Leonora Lockhart is a London-based artist, graduating from the last two-year Ceramics & Glass M.A. at the Royal College of Art. Prior to the RCA, she worked as an illustrator and art teacher and graduated from Central St Martins with a 1st in Ceramic Design. Lockhart explores the voices of women lost from the established art world. It follows a thread of inquiry which has matured through lived experience and has taken a more hands on exploration of female identity through auto ethno-biographical and primary source research. Lockhart enjoys a collaborative practice as 2nd Shift with Isis Dove-Edwin, researching and responding to the impact of being an artist-mother.
I have always felt that my creative practice and voice have been hindered by domestic responsibility, either imposed upon me by financial limitations, motherhood or societal norms, but also self-imposed from a misplaced sense of obligation. It has led to a deep sense of unease and discomfort around the domestic space, and it got me thinking about other women, and specifically women artists and makers. What of the lives they have led? Have they faced the same feelings of constraint? Of forfeiture? Of regret? Are the feelings of elation and satisfaction, as domestic walls break down, echoed elsewhere? Or do some embrace a practice that stems from a kitchen table, rather than the studio or workshop?

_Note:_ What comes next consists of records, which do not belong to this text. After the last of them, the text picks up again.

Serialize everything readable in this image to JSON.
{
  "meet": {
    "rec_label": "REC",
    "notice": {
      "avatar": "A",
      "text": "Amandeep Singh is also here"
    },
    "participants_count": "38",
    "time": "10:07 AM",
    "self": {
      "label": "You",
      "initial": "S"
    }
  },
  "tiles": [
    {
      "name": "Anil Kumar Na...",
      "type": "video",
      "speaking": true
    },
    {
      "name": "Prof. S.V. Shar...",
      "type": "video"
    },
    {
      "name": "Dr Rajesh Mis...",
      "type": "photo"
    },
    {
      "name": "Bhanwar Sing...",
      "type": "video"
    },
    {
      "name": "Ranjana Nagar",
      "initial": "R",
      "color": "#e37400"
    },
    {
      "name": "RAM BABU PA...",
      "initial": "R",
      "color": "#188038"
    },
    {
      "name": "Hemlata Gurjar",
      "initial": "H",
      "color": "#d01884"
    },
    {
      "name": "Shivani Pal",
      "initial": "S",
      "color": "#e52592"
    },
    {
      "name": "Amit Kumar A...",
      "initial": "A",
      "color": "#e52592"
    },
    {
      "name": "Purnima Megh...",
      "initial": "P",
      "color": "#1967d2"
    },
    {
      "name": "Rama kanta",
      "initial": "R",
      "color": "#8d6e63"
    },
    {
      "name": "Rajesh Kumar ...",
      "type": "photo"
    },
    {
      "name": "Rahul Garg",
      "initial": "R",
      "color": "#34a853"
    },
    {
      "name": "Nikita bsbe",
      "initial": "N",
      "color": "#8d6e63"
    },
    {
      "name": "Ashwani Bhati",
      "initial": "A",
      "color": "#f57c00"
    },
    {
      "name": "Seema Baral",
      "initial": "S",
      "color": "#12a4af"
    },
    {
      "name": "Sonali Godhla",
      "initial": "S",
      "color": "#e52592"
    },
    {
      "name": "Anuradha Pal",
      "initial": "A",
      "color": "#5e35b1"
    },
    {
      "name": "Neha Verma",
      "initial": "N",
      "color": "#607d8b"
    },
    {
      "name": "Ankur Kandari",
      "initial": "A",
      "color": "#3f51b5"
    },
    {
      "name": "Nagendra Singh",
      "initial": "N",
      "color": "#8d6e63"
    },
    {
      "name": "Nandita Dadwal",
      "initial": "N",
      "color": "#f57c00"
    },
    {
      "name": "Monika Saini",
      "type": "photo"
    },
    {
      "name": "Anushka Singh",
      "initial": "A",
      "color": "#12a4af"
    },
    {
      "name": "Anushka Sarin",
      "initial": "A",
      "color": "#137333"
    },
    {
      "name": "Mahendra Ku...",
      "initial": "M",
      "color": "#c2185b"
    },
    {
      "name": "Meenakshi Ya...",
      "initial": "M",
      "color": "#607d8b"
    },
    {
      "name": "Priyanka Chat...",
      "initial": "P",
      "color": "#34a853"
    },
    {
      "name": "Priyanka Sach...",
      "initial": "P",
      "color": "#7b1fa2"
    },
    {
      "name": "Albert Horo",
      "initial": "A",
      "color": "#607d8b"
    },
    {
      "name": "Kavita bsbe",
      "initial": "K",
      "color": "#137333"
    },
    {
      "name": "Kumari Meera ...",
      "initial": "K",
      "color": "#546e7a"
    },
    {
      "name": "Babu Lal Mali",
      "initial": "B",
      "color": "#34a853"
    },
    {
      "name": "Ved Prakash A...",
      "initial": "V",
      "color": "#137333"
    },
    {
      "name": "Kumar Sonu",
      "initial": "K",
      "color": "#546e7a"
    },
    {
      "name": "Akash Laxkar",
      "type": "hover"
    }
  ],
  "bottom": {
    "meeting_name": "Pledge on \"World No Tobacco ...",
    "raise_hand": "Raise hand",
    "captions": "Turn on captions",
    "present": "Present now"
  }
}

[Photo: Katia Autier]
The Void Space - an installation
I collect the oral histories of women artists to explore the implications of domestic and societal expectations on a creative life. Through material culture… the stuff of home, I endeavour to weave the life experiences of women artists into wider social, cultural, and political contexts to probe the implications and repercussions of gender differences that contribute to a tension…? a disparity…? an imbalance within the art world paradigm. These narratives of domesticity are often expressed through the hereditary material of home - ceramic or glass - and disrupt and remould the established language of domestic objects to reveal overlooked, hidden narratives of home.